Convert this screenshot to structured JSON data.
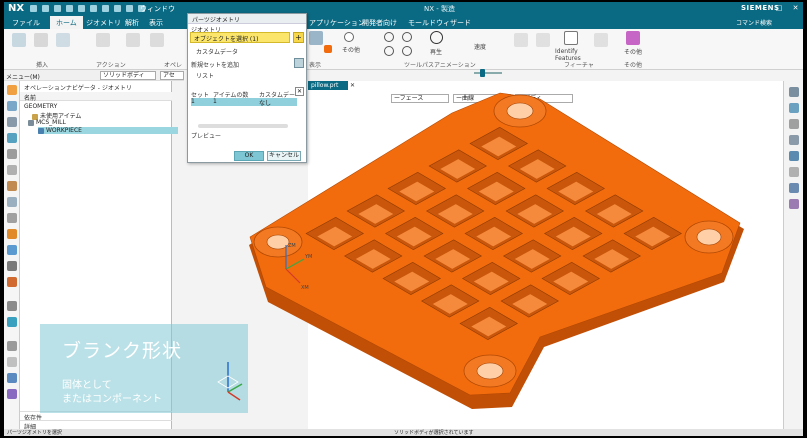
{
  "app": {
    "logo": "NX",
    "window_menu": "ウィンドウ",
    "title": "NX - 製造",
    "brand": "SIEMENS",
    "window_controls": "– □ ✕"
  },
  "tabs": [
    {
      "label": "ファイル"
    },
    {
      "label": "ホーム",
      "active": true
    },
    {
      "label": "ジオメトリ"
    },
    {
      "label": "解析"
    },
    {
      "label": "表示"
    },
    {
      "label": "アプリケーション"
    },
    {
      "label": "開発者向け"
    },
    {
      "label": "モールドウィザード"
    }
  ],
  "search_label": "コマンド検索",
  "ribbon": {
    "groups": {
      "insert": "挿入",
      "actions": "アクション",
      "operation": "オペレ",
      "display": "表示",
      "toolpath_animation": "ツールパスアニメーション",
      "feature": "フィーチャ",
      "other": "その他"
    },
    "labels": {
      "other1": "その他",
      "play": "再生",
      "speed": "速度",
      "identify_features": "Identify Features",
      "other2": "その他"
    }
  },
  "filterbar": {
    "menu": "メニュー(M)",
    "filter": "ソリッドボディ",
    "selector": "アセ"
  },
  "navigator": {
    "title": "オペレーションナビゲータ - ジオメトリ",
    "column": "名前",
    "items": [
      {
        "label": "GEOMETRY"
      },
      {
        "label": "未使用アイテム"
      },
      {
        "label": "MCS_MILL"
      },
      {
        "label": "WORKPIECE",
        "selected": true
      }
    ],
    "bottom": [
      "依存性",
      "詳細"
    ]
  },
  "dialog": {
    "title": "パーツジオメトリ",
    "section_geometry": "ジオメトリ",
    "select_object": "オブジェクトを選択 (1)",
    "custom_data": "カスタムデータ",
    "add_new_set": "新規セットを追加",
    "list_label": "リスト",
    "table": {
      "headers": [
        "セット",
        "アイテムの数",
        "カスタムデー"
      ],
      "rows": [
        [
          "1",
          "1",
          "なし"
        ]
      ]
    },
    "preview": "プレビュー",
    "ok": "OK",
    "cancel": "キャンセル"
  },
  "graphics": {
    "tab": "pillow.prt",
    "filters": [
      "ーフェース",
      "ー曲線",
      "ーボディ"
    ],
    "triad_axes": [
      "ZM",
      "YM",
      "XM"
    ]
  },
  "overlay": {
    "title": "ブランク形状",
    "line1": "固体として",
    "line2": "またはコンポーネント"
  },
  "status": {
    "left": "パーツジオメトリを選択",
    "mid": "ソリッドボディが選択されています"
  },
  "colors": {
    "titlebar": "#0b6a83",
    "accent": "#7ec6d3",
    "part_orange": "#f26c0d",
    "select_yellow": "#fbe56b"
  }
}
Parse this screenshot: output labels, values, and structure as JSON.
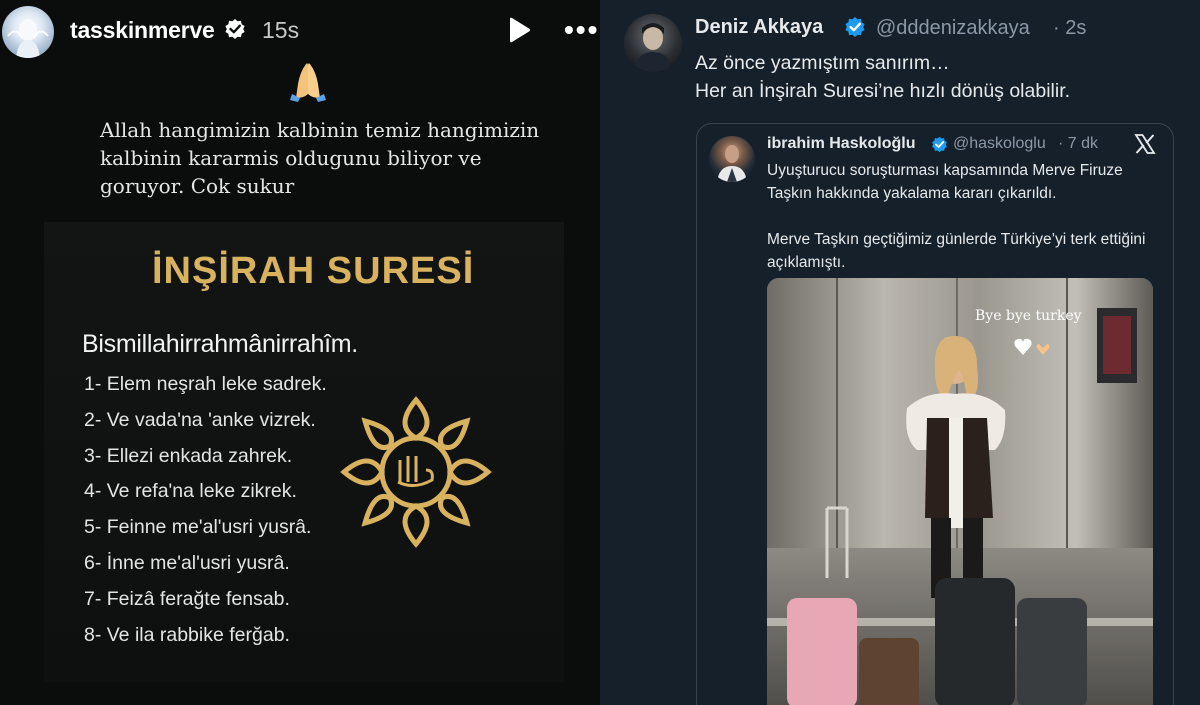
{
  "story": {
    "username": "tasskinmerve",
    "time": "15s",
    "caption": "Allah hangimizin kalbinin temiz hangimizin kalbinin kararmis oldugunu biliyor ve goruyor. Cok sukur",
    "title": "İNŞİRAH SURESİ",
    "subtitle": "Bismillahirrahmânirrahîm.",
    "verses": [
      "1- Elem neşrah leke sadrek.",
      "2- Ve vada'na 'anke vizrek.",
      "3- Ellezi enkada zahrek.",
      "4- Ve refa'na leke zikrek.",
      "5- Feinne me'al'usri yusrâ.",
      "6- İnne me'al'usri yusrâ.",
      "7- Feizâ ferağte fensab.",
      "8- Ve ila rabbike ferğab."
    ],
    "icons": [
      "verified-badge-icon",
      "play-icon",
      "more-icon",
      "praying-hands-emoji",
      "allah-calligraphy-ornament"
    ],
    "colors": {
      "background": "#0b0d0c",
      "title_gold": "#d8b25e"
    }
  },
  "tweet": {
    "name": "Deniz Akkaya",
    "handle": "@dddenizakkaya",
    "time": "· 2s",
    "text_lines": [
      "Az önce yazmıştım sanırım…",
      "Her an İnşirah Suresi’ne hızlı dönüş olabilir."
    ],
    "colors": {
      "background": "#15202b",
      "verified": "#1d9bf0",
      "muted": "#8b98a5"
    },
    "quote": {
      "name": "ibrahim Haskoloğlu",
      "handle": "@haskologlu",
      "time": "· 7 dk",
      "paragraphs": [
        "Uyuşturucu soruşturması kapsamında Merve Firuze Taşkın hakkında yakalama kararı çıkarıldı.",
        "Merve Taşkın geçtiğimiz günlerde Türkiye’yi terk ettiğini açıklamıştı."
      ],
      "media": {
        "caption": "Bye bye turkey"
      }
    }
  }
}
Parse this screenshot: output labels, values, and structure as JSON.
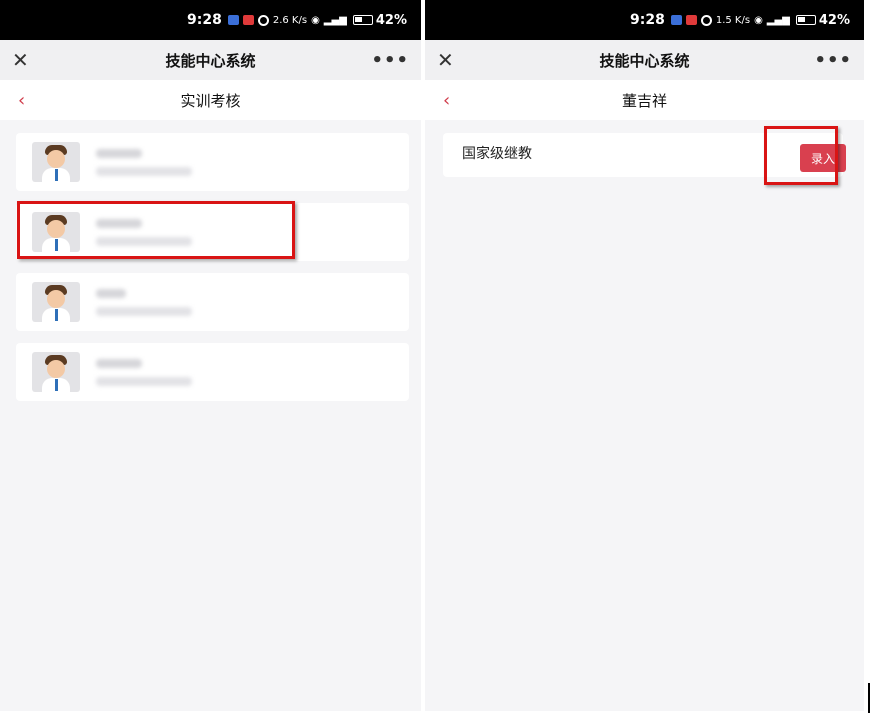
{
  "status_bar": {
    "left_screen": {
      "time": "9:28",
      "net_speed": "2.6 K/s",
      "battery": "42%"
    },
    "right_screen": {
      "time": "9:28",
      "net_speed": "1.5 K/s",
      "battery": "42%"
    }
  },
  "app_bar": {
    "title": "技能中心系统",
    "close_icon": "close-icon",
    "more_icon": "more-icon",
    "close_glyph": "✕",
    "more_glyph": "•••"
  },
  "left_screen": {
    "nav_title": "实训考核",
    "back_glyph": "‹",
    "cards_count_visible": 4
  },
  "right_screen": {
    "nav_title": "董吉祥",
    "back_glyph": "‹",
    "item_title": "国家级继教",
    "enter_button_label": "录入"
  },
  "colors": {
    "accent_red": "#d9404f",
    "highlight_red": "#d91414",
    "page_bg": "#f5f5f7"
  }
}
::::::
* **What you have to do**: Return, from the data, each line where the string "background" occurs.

* **Task answer**:
      "background": "#0b0d0c",
      "background": "#15202b",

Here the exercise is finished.